This paper explores the complex and changing nature of advocacy work, arguing that in many cases standardized forms of Monitoring & Evaluation/ Impact Analysis (M&E/IA) are likely to be inappropriate, as they will probably provide misleading information, and may create incentives that undermine joint action.
While there are obvious pitfalls, there are few ready-made answers. The authors suggest that NGOs involved in advocacy at all levels should identify essential elements of their work at the outset and ensure that they monitor and evaluate those areas that they deem most important. Indeed, evidence shows that short-term successes of advocacy work may often be won at the expense of longer-term aims, such as building capacity among partners and contributing to more fundamental change in the future. Throughout, the authors argue that an analysis of power and power structures should guide advocacy strategy and the ways in which advocacy can effectively be evaluated. A successful M&E approach must be flexible enough not only to adapt to external events, but also to be a tool for reshaping the campaign.
- What is advocacy and how is it changing?
- The deep pitfalls of standard M&E/IA applied to advocacy work
- Broad approaches to effective M&E/IA for advocacy
Coates B & David R, (2002), Learning for change: the art of assessing the impact of advocacy work, Development in Practice, Vol. 12, No. 3 & 4. Retrieved from http://academic.udayton.edu/richardghere/NGO%20Man/Coates.pdf

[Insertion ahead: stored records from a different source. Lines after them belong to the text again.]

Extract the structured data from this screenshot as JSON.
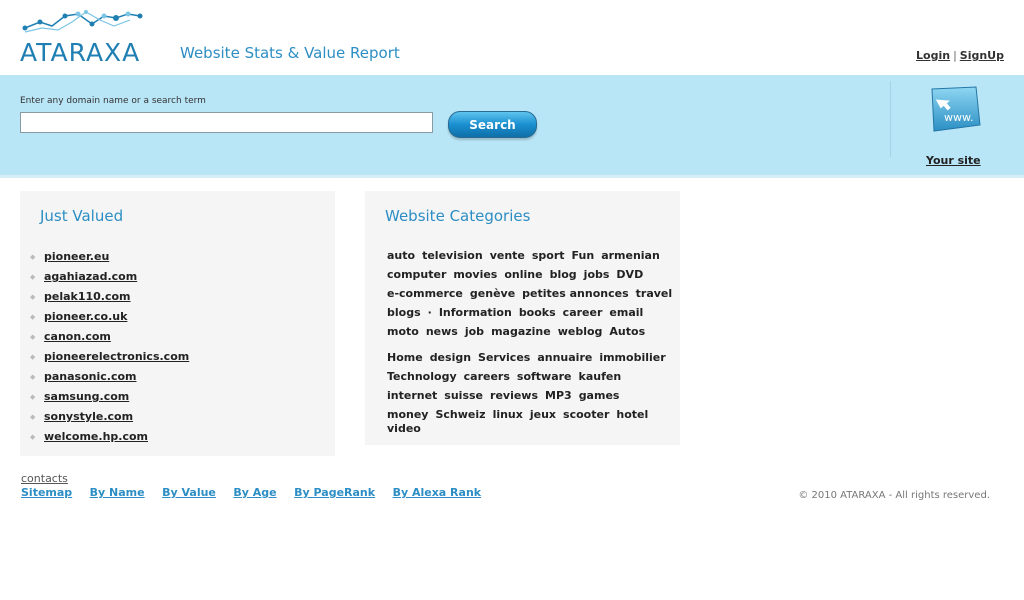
{
  "header": {
    "logo_text": "ATARAXA",
    "tagline": "Website Stats & Value Report",
    "login": "Login",
    "separator": "|",
    "signup": "SignUp"
  },
  "search": {
    "label": "Enter any domain name or a search term",
    "value": "",
    "placeholder": "",
    "button": "Search"
  },
  "your_site": {
    "icon_text": "www.",
    "label": "Your site"
  },
  "just_valued": {
    "title": "Just Valued",
    "items": [
      "pioneer.eu",
      "agahiazad.com",
      "pelak110.com",
      "pioneer.co.uk",
      "canon.com",
      "pioneerelectronics.com",
      "panasonic.com",
      "samsung.com",
      "sonystyle.com",
      "welcome.hp.com"
    ]
  },
  "categories": {
    "title": "Website Categories",
    "lines": [
      [
        "auto",
        "television",
        "vente",
        "sport",
        "Fun",
        "armenian"
      ],
      [
        "computer",
        "movies",
        "online",
        "blog",
        "jobs",
        "DVD"
      ],
      [
        "e-commerce",
        "genève",
        "petites annonces",
        "travel"
      ],
      [
        "blogs",
        "·",
        "Information",
        "books",
        "career",
        "email"
      ],
      [
        "moto",
        "news",
        "job",
        "magazine",
        "weblog",
        "Autos"
      ],
      [
        "Home",
        "design",
        "Services",
        "annuaire",
        "immobilier"
      ],
      [
        "Technology",
        "careers",
        "software",
        "kaufen"
      ],
      [
        "internet",
        "suisse",
        "reviews",
        "MP3",
        "games"
      ],
      [
        "money",
        "Schweiz",
        "linux",
        "jeux",
        "scooter",
        "hotel"
      ],
      [
        "video"
      ]
    ]
  },
  "footer": {
    "contacts": "contacts",
    "links": [
      "Sitemap",
      "By Name",
      "By Value",
      "By Age",
      "By PageRank",
      "By Alexa Rank"
    ],
    "copyright": "© 2010 ATARAXA - All rights reserved."
  },
  "colors": {
    "accent": "#2c8ec4",
    "band": "#b9e6f7",
    "panel": "#f5f5f5"
  }
}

'The Art of Assessing the Impact of Advocacy Work' is referenced in: